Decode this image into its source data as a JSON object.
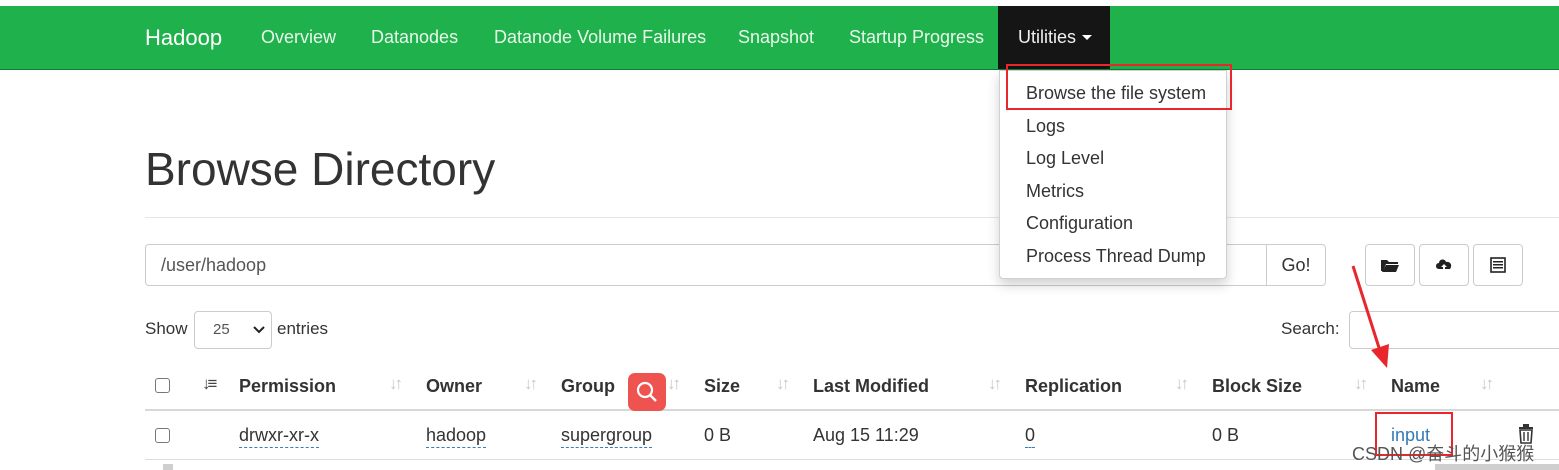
{
  "navbar": {
    "brand": "Hadoop",
    "items": [
      "Overview",
      "Datanodes",
      "Datanode Volume Failures",
      "Snapshot",
      "Startup Progress"
    ],
    "utilities_label": "Utilities",
    "bg_color": "#1fb24c"
  },
  "utilities_menu": {
    "items": [
      "Browse the file system",
      "Logs",
      "Log Level",
      "Metrics",
      "Configuration",
      "Process Thread Dump"
    ]
  },
  "page": {
    "title": "Browse Directory",
    "path_value": "/user/hadoop",
    "go_label": "Go!",
    "toolbar_icons": [
      "folder-open-icon",
      "cloud-upload-icon",
      "list-icon"
    ]
  },
  "table_controls": {
    "show_label": "Show",
    "entries_value": "25",
    "entries_label": "entries",
    "search_label": "Search:"
  },
  "table": {
    "headers": [
      "Permission",
      "Owner",
      "Group",
      "Size",
      "Last Modified",
      "Replication",
      "Block Size",
      "Name"
    ],
    "rows": [
      {
        "permission": "drwxr-xr-x",
        "owner": "hadoop",
        "group": "supergroup",
        "size": "0 B",
        "last_modified": "Aug 15 11:29",
        "replication": "0",
        "block_size": "0 B",
        "name": "input"
      }
    ]
  },
  "annotations": {
    "highlight_color": "#e8262b",
    "watermark": "CSDN @奋斗的小猴猴"
  }
}
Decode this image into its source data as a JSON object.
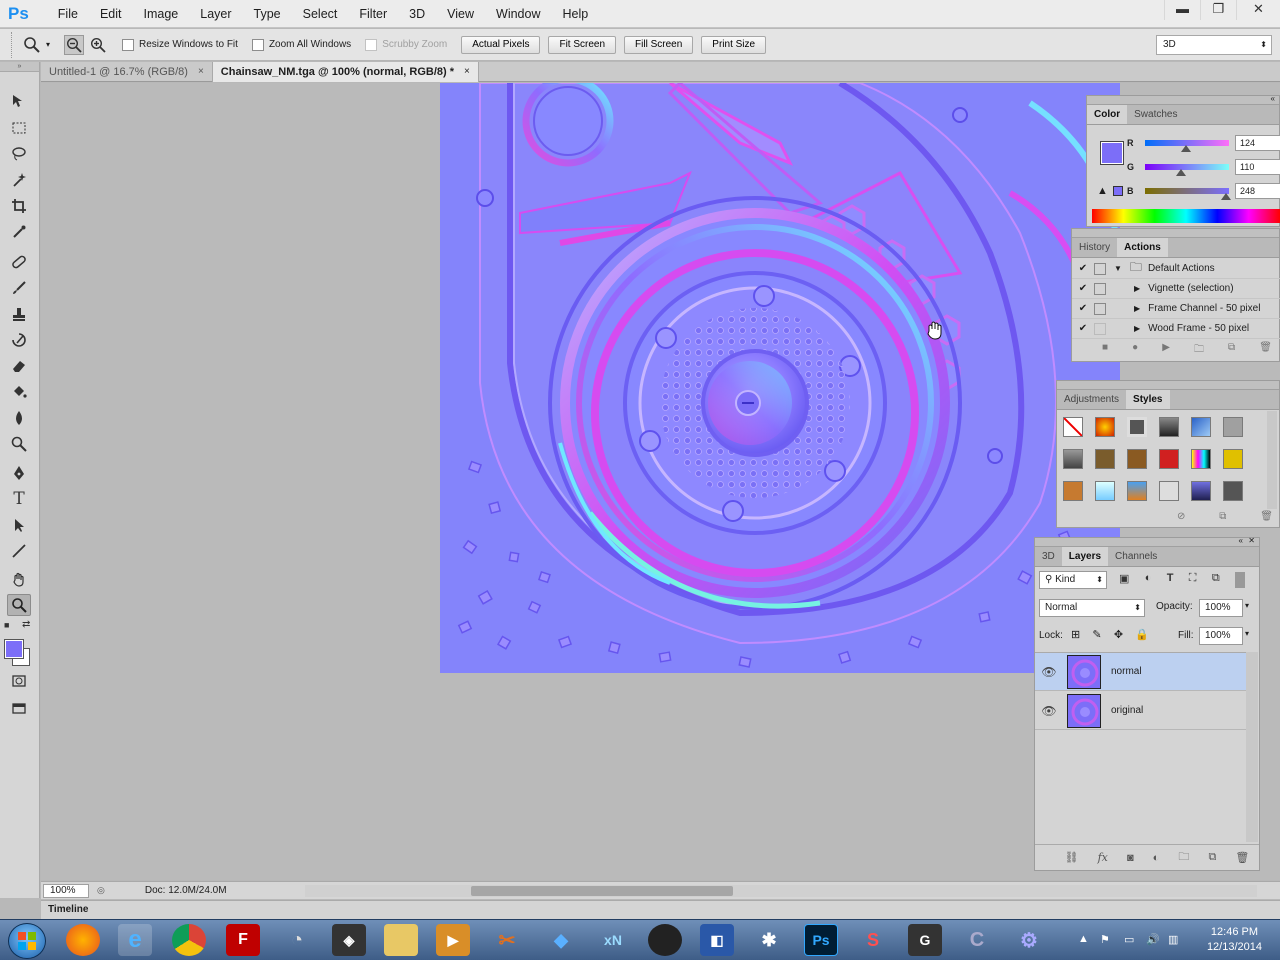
{
  "app": {
    "logo": "Ps",
    "menu": [
      "File",
      "Edit",
      "Image",
      "Layer",
      "Type",
      "Select",
      "Filter",
      "3D",
      "View",
      "Window",
      "Help"
    ],
    "window_controls": {
      "minimize": "▬",
      "restore": "❐",
      "close": "✕"
    }
  },
  "options_bar": {
    "resize_windows": "Resize Windows to Fit",
    "zoom_all": "Zoom All Windows",
    "scrubby": "Scrubby Zoom",
    "buttons": [
      "Actual Pixels",
      "Fit Screen",
      "Fill Screen",
      "Print Size"
    ],
    "workspace": "3D"
  },
  "tabs": [
    {
      "label": "Untitled-1 @ 16.7% (RGB/8)",
      "close": "×"
    },
    {
      "label": "Chainsaw_NM.tga @ 100% (normal, RGB/8) *",
      "close": "×"
    }
  ],
  "status": {
    "zoom": "100%",
    "doc": "Doc: 12.0M/24.0M"
  },
  "timeline": {
    "label": "Timeline"
  },
  "color_panel": {
    "tabs": [
      "Color",
      "Swatches"
    ],
    "channels": [
      {
        "label": "R",
        "value": "124",
        "level": 0.49
      },
      {
        "label": "G",
        "value": "110",
        "level": 0.43
      },
      {
        "label": "B",
        "value": "248",
        "level": 0.97
      }
    ],
    "fg_color": "#7c6ef8"
  },
  "actions_panel": {
    "tabs": [
      "History",
      "Actions"
    ],
    "items": [
      "Default Actions",
      "Vignette (selection)",
      "Frame Channel - 50 pixel",
      "Wood Frame - 50 pixel"
    ]
  },
  "styles_panel": {
    "tabs": [
      "Adjustments",
      "Styles"
    ]
  },
  "layers_panel": {
    "tabs": [
      "3D",
      "Layers",
      "Channels"
    ],
    "kind": "Kind",
    "blend_mode": "Normal",
    "opacity_label": "Opacity:",
    "opacity": "100%",
    "lock_label": "Lock:",
    "fill_label": "Fill:",
    "fill": "100%",
    "layers": [
      {
        "name": "normal",
        "selected": true
      },
      {
        "name": "original",
        "selected": false
      }
    ]
  },
  "taskbar": {
    "time": "12:46 PM",
    "date": "12/13/2014"
  },
  "colors": {
    "accent_ps": "#1c8ff1",
    "normal_map_base": "#8888ff",
    "selected_layer": "#bcd0f0"
  }
}
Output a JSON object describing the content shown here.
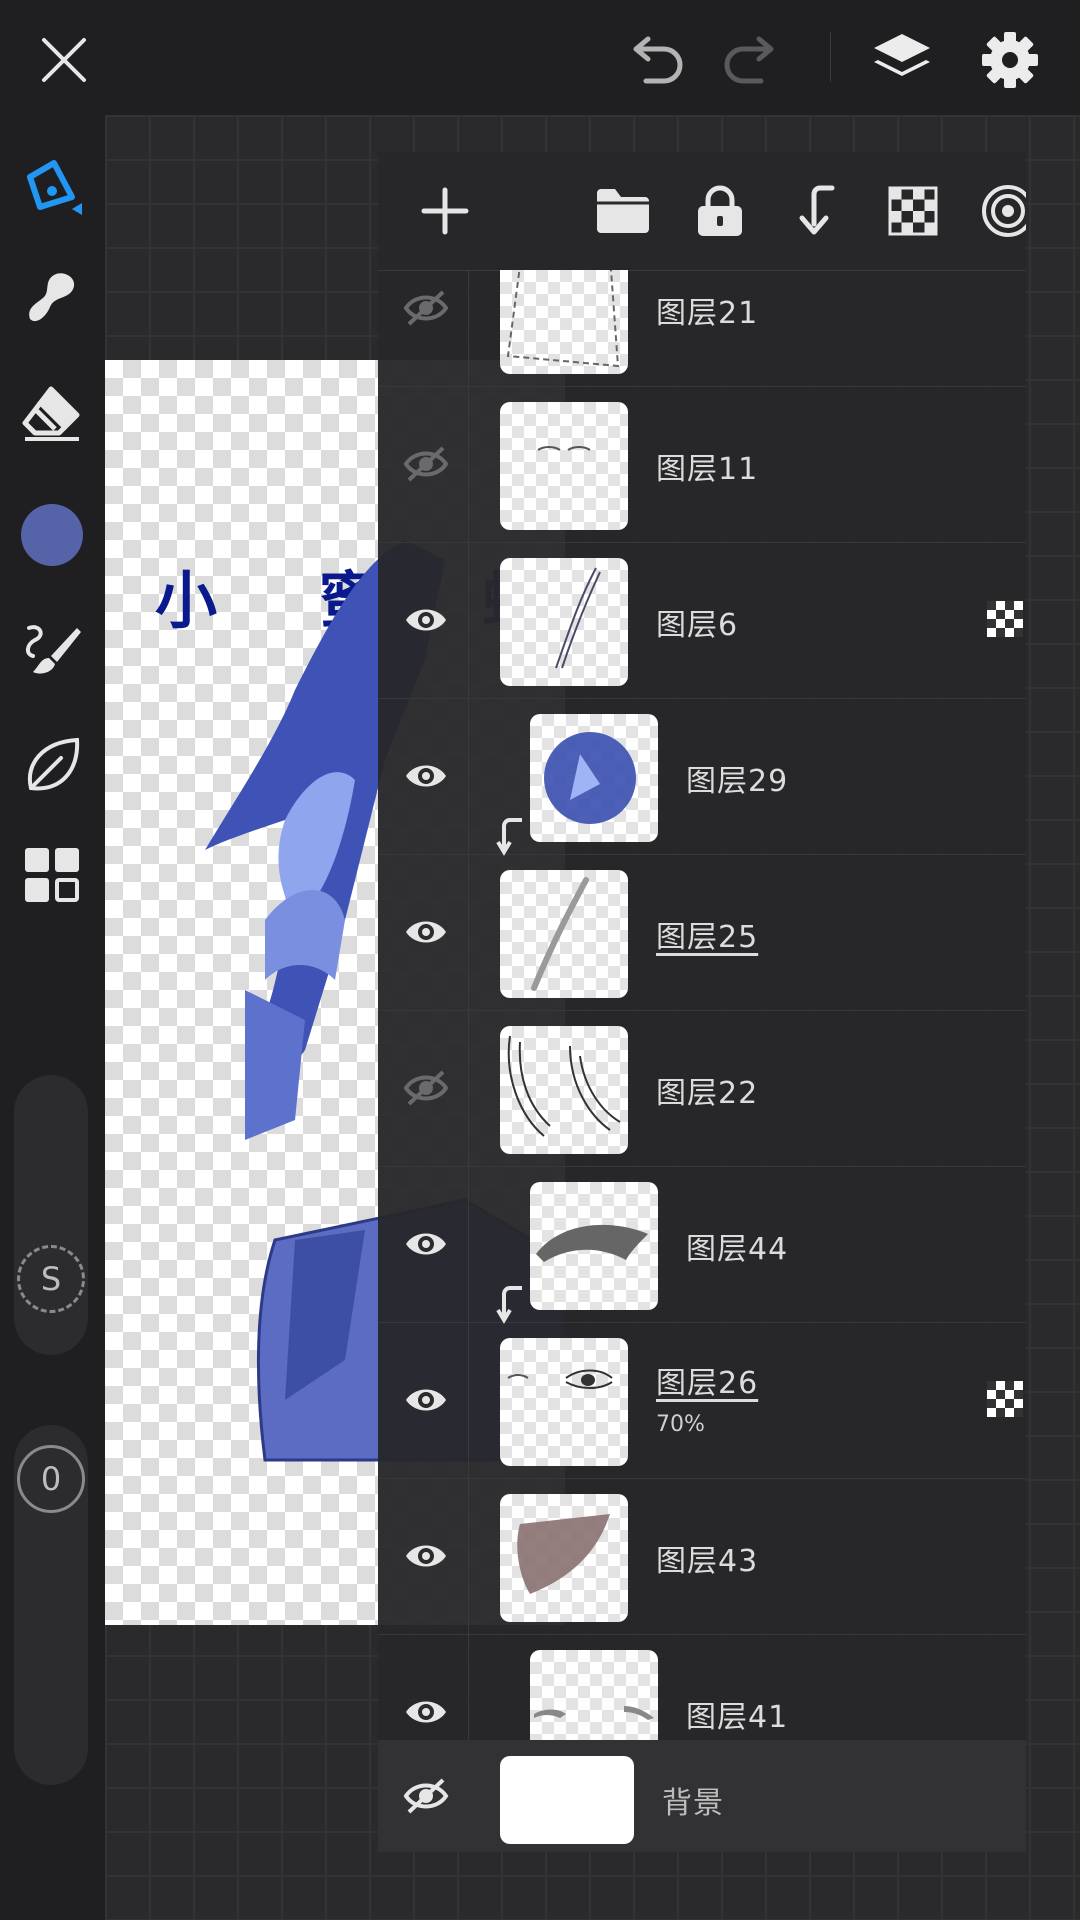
{
  "doc_title": "小 蜜 蜂 嗡 嗡 嗡 .",
  "layers": [
    {
      "name": "图层21",
      "visible": false,
      "clipped": false,
      "underline": false,
      "opacity": "",
      "mask": false
    },
    {
      "name": "图层11",
      "visible": false,
      "clipped": false,
      "underline": false,
      "opacity": "",
      "mask": false
    },
    {
      "name": "图层6",
      "visible": true,
      "clipped": false,
      "underline": false,
      "opacity": "",
      "mask": true
    },
    {
      "name": "图层29",
      "visible": true,
      "clipped": true,
      "underline": false,
      "opacity": "",
      "mask": false
    },
    {
      "name": "图层25",
      "visible": true,
      "clipped": false,
      "underline": true,
      "opacity": "",
      "mask": false
    },
    {
      "name": "图层22",
      "visible": false,
      "clipped": false,
      "underline": false,
      "opacity": "",
      "mask": false
    },
    {
      "name": "图层44",
      "visible": true,
      "clipped": true,
      "underline": false,
      "opacity": "",
      "mask": false
    },
    {
      "name": "图层26",
      "visible": true,
      "clipped": false,
      "underline": true,
      "opacity": "70%",
      "mask": true
    },
    {
      "name": "图层43",
      "visible": true,
      "clipped": false,
      "underline": false,
      "opacity": "",
      "mask": false
    },
    {
      "name": "图层41",
      "visible": true,
      "clipped": true,
      "underline": false,
      "opacity": "",
      "mask": false
    }
  ],
  "background_layer": {
    "name": "背景",
    "visible": false
  },
  "left_sliders": {
    "size_label": "S",
    "opacity_label": "0"
  },
  "colors": {
    "accent": "#2196f3",
    "current_color": "#5563a8",
    "doc_title": "#0a1a8c"
  }
}
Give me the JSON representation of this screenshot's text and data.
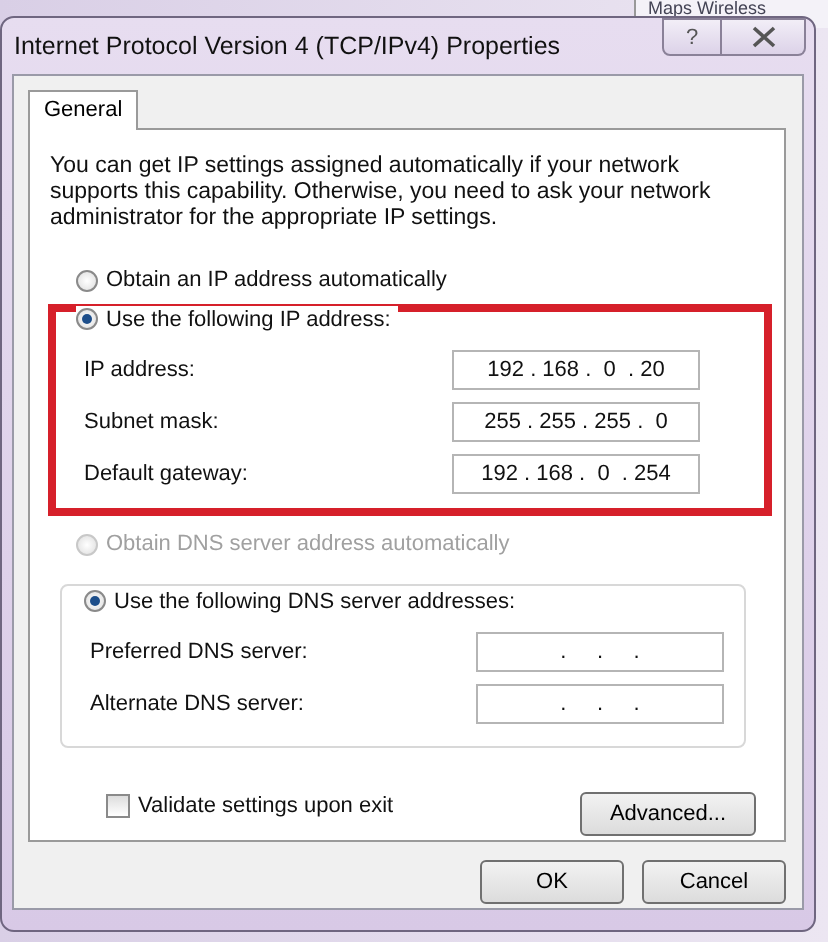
{
  "background_window": {
    "title": "Maps Wireless"
  },
  "window": {
    "title": "Internet Protocol Version 4 (TCP/IPv4) Properties",
    "help": "?"
  },
  "tabs": [
    {
      "label": "General",
      "selected": true
    }
  ],
  "intro": "You can get IP settings assigned automatically if your network supports this capability. Otherwise, you need to ask your network administrator for the appropriate IP settings.",
  "ip_mode": [
    {
      "label": "Obtain an IP address automatically",
      "selected": false,
      "disabled": false
    },
    {
      "label": "Use the following IP address:",
      "selected": true,
      "disabled": false
    }
  ],
  "ip_group": {
    "highlighted": true,
    "fields": [
      {
        "label": "IP address:",
        "value": "192 . 168 .  0  . 20"
      },
      {
        "label": "Subnet mask:",
        "value": "255 . 255 . 255 .  0"
      },
      {
        "label": "Default gateway:",
        "value": "192 . 168 .  0  . 254"
      }
    ]
  },
  "dns_mode": [
    {
      "label": "Obtain DNS server address automatically",
      "selected": false,
      "disabled": true
    },
    {
      "label": "Use the following DNS server addresses:",
      "selected": true,
      "disabled": false
    }
  ],
  "dns_fields": [
    {
      "label": "Preferred DNS server:",
      "value": ".     .     ."
    },
    {
      "label": "Alternate DNS server:",
      "value": ".     .     ."
    }
  ],
  "validate": {
    "label": "Validate settings upon exit",
    "checked": false
  },
  "advanced_button": "Advanced...",
  "buttons": [
    "OK",
    "Cancel"
  ]
}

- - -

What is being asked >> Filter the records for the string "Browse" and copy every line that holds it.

Response area >>
      "Browse the file system",
    "title": "Browse Directory",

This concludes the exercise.